■ **Raw data**
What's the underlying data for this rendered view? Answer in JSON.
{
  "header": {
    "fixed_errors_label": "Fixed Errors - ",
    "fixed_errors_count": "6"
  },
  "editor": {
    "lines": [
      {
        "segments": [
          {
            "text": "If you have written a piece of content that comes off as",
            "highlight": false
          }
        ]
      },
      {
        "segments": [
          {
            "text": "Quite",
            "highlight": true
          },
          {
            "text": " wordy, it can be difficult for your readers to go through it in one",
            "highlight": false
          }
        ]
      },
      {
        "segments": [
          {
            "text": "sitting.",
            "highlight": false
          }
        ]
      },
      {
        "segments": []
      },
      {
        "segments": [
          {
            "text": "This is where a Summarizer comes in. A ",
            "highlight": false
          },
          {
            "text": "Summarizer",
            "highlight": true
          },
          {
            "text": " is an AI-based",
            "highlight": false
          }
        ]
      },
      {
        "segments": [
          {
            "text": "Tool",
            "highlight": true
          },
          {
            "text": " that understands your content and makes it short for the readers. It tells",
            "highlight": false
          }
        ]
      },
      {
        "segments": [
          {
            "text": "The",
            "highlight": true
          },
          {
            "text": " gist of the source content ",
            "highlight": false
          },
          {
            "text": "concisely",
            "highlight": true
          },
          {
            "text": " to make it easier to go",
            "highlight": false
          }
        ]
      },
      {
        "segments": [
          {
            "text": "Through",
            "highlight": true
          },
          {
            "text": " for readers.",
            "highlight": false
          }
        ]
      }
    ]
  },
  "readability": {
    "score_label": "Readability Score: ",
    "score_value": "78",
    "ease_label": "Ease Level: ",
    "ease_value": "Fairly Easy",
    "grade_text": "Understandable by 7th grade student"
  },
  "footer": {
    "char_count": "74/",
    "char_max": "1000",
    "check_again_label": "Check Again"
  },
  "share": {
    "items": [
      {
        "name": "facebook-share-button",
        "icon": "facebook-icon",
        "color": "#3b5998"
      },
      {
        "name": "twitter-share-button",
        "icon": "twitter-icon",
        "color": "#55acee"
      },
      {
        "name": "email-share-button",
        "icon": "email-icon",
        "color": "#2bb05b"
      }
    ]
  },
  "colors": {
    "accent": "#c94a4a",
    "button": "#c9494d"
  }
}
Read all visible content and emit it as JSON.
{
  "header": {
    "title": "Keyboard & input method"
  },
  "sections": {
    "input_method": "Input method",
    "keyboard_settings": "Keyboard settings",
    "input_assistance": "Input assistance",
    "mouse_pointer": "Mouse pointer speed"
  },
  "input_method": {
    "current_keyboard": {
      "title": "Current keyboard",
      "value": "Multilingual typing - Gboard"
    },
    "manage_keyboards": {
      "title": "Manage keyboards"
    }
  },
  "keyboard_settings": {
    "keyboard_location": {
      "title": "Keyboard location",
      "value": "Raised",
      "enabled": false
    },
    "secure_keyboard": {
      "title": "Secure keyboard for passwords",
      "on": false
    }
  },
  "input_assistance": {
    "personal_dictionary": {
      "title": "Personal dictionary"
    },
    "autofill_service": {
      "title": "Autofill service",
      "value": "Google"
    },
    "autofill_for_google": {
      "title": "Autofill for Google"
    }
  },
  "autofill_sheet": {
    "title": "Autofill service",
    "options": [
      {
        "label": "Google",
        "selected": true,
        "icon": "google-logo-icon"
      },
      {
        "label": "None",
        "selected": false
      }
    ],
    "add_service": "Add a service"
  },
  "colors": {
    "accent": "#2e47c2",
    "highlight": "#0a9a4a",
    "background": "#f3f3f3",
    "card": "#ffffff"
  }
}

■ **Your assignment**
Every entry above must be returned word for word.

■ **Solved exercise**
What's the underlying data for this rendered view? Answer in JSON.
{
  "header": {
    "fixed_errors_label": "Fixed Errors - ",
    "fixed_errors_count": "6"
  },
  "editor": {
    "lines": [
      {
        "segments": [
          {
            "text": "If you have written a piece of content that comes off as",
            "highlight": false
          }
        ]
      },
      {
        "segments": [
          {
            "text": "Quite",
            "highlight": true
          },
          {
            "text": " wordy, it can be difficult for your readers to go through it in one",
            "highlight": false
          }
        ]
      },
      {
        "segments": [
          {
            "text": "sitting.",
            "highlight": false
          }
        ]
      },
      {
        "segments": []
      },
      {
        "segments": [
          {
            "text": "This is where a Summarizer comes in. A ",
            "highlight": false
          },
          {
            "text": "Summarizer",
            "highlight": true
          },
          {
            "text": " is an AI-based",
            "highlight": false
          }
        ]
      },
      {
        "segments": [
          {
            "text": "Tool",
            "highlight": true
          },
          {
            "text": " that understands your content and makes it short for the readers. It tells",
            "highlight": false
          }
        ]
      },
      {
        "segments": [
          {
            "text": "The",
            "highlight": true
          },
          {
            "text": " gist of the source content ",
            "highlight": false
          },
          {
            "text": "concisely",
            "highlight": true
          },
          {
            "text": " to make it easier to go",
            "highlight": false
          }
        ]
      },
      {
        "segments": [
          {
            "text": "Through",
            "highlight": true
          },
          {
            "text": " for readers.",
            "highlight": false
          }
        ]
      }
    ]
  },
  "readability": {
    "score_label": "Readability Score: ",
    "score_value": "78",
    "ease_label": "Ease Level: ",
    "ease_value": "Fairly Easy",
    "grade_text": "Understandable by 7th grade student"
  },
  "footer": {
    "char_count": "74/",
    "char_max": "1000",
    "check_again_label": "Check Again"
  },
  "share": {
    "items": [
      {
        "name": "facebook-share-button",
        "icon": "facebook-icon",
        "color": "#3b5998"
      },
      {
        "name": "twitter-share-button",
        "icon": "twitter-icon",
        "color": "#55acee"
      },
      {
        "name": "email-share-button",
        "icon": "email-icon",
        "color": "#2bb05b"
      }
    ]
  },
  "colors": {
    "accent": "#c94a4a",
    "button": "#c9494d"
  }
}
Read all visible content and emit it as JSON.
{
  "header": {
    "title": "Keyboard & input method"
  },
  "sections": {
    "input_method": "Input method",
    "keyboard_settings": "Keyboard settings",
    "input_assistance": "Input assistance",
    "mouse_pointer": "Mouse pointer speed"
  },
  "input_method": {
    "current_keyboard": {
      "title": "Current keyboard",
      "value": "Multilingual typing - Gboard"
    },
    "manage_keyboards": {
      "title": "Manage keyboards"
    }
  },
  "keyboard_settings": {
    "keyboard_location": {
      "title": "Keyboard location",
      "value": "Raised",
      "enabled": false
    },
    "secure_keyboard": {
      "title": "Secure keyboard for passwords",
      "on": false
    }
  },
  "input_assistance": {
    "personal_dictionary": {
      "title": "Personal dictionary"
    },
    "autofill_service": {
      "title": "Autofill service",
      "value": "Google"
    },
    "autofill_for_google": {
      "title": "Autofill for Google"
    }
  },
  "autofill_sheet": {
    "title": "Autofill service",
    "options": [
      {
        "label": "Google",
        "selected": true,
        "icon": "google-logo-icon"
      },
      {
        "label": "None",
        "selected": false
      }
    ],
    "add_service": "Add a service"
  },
  "colors": {
    "accent": "#2e47c2",
    "highlight": "#0a9a4a",
    "background": "#f3f3f3",
    "card": "#ffffff"
  }
}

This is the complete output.